Facebook resisted a few days longer than MySpace but finally has given in to the RIAA’s demands that the Project Playlist app be removed for copyright violation.
The only surprise here is that it took Facebook this long to face up to reality: There was next to no upside for Mark Zuckerberg and company in fighting the big music labels, three of whom are suing Project Playlist. But there was plenty of downside: At best, the social network would end up squaring off against potential partners; at worst, it’s conceivable that it could end up being sued by the labels as well.
There is little or no litigation or legislation to support the proposition that Project Playlist is infringing. There isn’t enough established law of of any kind to protect Facebook from burning an unbounded amount of money in court, but that only applies if the majors decide to go to the mat with Facebook, and I can’t see why they’d make their stand in such a weak place.

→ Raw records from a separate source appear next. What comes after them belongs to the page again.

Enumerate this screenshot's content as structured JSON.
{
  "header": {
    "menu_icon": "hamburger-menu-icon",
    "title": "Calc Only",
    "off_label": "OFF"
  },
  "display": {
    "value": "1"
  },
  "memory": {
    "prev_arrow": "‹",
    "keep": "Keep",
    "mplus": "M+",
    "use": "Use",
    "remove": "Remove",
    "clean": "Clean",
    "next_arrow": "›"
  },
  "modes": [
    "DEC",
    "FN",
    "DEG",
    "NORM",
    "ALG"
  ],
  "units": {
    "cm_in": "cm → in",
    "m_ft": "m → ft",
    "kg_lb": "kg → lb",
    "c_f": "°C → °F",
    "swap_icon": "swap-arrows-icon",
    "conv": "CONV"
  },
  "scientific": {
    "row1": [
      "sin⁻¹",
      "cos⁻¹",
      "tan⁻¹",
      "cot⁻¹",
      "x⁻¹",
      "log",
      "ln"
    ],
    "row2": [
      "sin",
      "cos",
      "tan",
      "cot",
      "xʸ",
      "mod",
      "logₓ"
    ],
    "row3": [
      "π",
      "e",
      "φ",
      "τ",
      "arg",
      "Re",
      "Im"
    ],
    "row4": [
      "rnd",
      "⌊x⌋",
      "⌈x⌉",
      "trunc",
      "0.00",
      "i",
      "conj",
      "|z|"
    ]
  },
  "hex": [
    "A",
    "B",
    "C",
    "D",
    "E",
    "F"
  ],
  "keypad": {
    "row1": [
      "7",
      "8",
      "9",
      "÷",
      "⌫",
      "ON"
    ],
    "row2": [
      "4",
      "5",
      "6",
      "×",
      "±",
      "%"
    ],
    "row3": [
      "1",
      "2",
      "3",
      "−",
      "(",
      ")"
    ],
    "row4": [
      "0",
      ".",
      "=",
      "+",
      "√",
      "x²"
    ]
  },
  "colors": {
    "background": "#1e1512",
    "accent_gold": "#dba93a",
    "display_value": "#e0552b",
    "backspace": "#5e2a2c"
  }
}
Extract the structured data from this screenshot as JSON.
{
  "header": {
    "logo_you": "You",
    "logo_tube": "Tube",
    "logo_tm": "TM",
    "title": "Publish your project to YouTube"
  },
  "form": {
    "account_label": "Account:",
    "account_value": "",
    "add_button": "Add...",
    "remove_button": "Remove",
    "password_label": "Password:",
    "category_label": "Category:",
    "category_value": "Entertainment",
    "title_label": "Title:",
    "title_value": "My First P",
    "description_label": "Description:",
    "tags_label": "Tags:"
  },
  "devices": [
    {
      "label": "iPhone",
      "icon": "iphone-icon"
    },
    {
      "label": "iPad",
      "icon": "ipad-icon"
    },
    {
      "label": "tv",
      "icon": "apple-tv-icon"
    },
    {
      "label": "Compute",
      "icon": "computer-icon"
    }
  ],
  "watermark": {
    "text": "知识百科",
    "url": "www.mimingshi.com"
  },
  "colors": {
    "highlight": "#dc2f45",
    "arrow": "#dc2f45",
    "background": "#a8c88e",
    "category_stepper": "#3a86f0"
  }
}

What are Facebook’s alternatives? One alternative to Project Playlist is to have music on-site by cutting licensing deals in direct negotiation. Another option is to wait for a stronger proxy than Project Playlist, like YouTube, before standing pat. The other is to have only music which is explicitly permissively licensed, and uses a license that permits a commercial site.
My guess is the first.